» **YOUR ASSIGNMENT**
The reply should repeat all of the data word for word, with no pictures.

(Page and application data records)
+ + + +
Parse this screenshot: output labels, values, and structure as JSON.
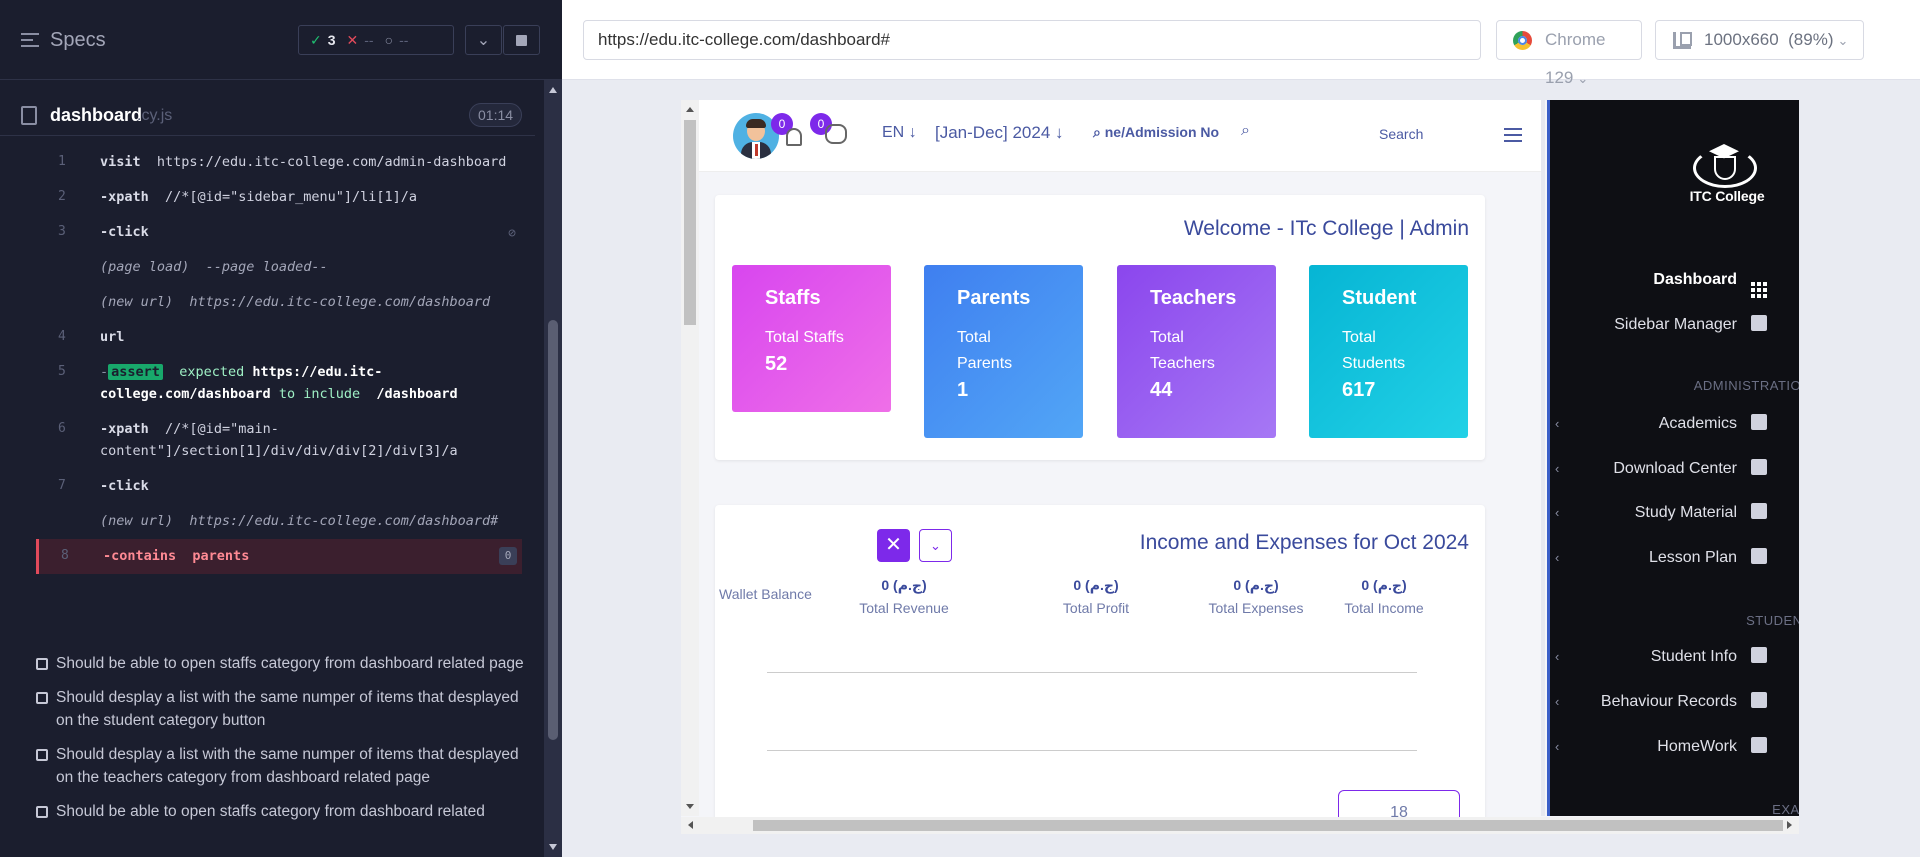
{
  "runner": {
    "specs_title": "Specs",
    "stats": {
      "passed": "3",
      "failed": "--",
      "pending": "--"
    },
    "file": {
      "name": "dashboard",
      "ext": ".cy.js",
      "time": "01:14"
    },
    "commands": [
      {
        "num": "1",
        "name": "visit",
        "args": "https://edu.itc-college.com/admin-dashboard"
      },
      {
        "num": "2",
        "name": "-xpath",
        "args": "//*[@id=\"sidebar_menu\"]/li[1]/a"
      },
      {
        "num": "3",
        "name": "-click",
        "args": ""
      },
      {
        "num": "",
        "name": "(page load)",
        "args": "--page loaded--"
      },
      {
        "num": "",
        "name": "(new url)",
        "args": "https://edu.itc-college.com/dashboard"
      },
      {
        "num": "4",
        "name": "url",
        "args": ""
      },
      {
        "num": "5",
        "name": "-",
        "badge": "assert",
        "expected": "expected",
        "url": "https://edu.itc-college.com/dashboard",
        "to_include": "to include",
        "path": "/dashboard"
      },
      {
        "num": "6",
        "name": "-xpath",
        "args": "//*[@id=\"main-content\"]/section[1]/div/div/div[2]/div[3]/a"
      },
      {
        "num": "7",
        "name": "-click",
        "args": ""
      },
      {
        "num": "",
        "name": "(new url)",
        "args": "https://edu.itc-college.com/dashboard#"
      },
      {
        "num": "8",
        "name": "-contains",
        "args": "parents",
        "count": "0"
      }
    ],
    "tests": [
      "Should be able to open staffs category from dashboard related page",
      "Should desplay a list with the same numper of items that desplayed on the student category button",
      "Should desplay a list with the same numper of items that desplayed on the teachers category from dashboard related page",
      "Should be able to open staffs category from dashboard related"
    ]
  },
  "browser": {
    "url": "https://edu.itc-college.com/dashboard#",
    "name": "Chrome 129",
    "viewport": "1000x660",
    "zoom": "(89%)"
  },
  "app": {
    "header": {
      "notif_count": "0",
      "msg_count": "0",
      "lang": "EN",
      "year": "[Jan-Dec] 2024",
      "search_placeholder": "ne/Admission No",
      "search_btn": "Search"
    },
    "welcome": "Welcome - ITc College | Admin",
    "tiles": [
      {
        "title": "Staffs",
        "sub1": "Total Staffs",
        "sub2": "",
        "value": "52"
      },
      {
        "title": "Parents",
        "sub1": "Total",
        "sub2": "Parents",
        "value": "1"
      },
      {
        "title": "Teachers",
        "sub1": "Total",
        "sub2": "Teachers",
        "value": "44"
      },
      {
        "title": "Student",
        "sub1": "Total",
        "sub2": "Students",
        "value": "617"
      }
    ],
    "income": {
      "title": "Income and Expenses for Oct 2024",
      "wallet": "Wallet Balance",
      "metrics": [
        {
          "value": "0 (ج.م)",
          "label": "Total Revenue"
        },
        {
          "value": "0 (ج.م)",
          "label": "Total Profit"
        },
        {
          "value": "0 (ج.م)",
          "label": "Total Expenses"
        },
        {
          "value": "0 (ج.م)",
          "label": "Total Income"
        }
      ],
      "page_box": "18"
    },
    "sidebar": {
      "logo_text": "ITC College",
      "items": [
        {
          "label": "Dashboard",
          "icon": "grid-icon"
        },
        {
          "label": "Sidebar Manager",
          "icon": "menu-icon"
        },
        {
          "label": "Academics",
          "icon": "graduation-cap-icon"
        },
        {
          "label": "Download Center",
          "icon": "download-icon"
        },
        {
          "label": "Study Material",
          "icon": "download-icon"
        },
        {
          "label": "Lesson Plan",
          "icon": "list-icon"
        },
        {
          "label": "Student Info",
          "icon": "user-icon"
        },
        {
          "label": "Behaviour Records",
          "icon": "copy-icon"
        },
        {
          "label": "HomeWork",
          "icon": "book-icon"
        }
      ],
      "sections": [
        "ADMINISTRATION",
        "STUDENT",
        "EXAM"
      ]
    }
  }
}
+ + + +
» **PROBLEM SOLUTION**
Parse this screenshot: output labels, values, and structure as JSON.
{
  "runner": {
    "specs_title": "Specs",
    "stats": {
      "passed": "3",
      "failed": "--",
      "pending": "--"
    },
    "file": {
      "name": "dashboard",
      "ext": ".cy.js",
      "time": "01:14"
    },
    "commands": [
      {
        "num": "1",
        "name": "visit",
        "args": "https://edu.itc-college.com/admin-dashboard"
      },
      {
        "num": "2",
        "name": "-xpath",
        "args": "//*[@id=\"sidebar_menu\"]/li[1]/a"
      },
      {
        "num": "3",
        "name": "-click",
        "args": ""
      },
      {
        "num": "",
        "name": "(page load)",
        "args": "--page loaded--"
      },
      {
        "num": "",
        "name": "(new url)",
        "args": "https://edu.itc-college.com/dashboard"
      },
      {
        "num": "4",
        "name": "url",
        "args": ""
      },
      {
        "num": "5",
        "name": "-",
        "badge": "assert",
        "expected": "expected",
        "url": "https://edu.itc-college.com/dashboard",
        "to_include": "to include",
        "path": "/dashboard"
      },
      {
        "num": "6",
        "name": "-xpath",
        "args": "//*[@id=\"main-content\"]/section[1]/div/div/div[2]/div[3]/a"
      },
      {
        "num": "7",
        "name": "-click",
        "args": ""
      },
      {
        "num": "",
        "name": "(new url)",
        "args": "https://edu.itc-college.com/dashboard#"
      },
      {
        "num": "8",
        "name": "-contains",
        "args": "parents",
        "count": "0"
      }
    ],
    "tests": [
      "Should be able to open staffs category from dashboard related page",
      "Should desplay a list with the same numper of items that desplayed on the student category button",
      "Should desplay a list with the same numper of items that desplayed on the teachers category from dashboard related page",
      "Should be able to open staffs category from dashboard related"
    ]
  },
  "browser": {
    "url": "https://edu.itc-college.com/dashboard#",
    "name": "Chrome 129",
    "viewport": "1000x660",
    "zoom": "(89%)"
  },
  "app": {
    "header": {
      "notif_count": "0",
      "msg_count": "0",
      "lang": "EN",
      "year": "[Jan-Dec] 2024",
      "search_placeholder": "ne/Admission No",
      "search_btn": "Search"
    },
    "welcome": "Welcome - ITc College | Admin",
    "tiles": [
      {
        "title": "Staffs",
        "sub1": "Total Staffs",
        "sub2": "",
        "value": "52"
      },
      {
        "title": "Parents",
        "sub1": "Total",
        "sub2": "Parents",
        "value": "1"
      },
      {
        "title": "Teachers",
        "sub1": "Total",
        "sub2": "Teachers",
        "value": "44"
      },
      {
        "title": "Student",
        "sub1": "Total",
        "sub2": "Students",
        "value": "617"
      }
    ],
    "income": {
      "title": "Income and Expenses for Oct 2024",
      "wallet": "Wallet Balance",
      "metrics": [
        {
          "value": "0 (ج.م)",
          "label": "Total Revenue"
        },
        {
          "value": "0 (ج.م)",
          "label": "Total Profit"
        },
        {
          "value": "0 (ج.م)",
          "label": "Total Expenses"
        },
        {
          "value": "0 (ج.م)",
          "label": "Total Income"
        }
      ],
      "page_box": "18"
    },
    "sidebar": {
      "logo_text": "ITC College",
      "items": [
        {
          "label": "Dashboard",
          "icon": "grid-icon"
        },
        {
          "label": "Sidebar Manager",
          "icon": "menu-icon"
        },
        {
          "label": "Academics",
          "icon": "graduation-cap-icon"
        },
        {
          "label": "Download Center",
          "icon": "download-icon"
        },
        {
          "label": "Study Material",
          "icon": "download-icon"
        },
        {
          "label": "Lesson Plan",
          "icon": "list-icon"
        },
        {
          "label": "Student Info",
          "icon": "user-icon"
        },
        {
          "label": "Behaviour Records",
          "icon": "copy-icon"
        },
        {
          "label": "HomeWork",
          "icon": "book-icon"
        }
      ],
      "sections": [
        "ADMINISTRATION",
        "STUDENT",
        "EXAM"
      ]
    }
  }
}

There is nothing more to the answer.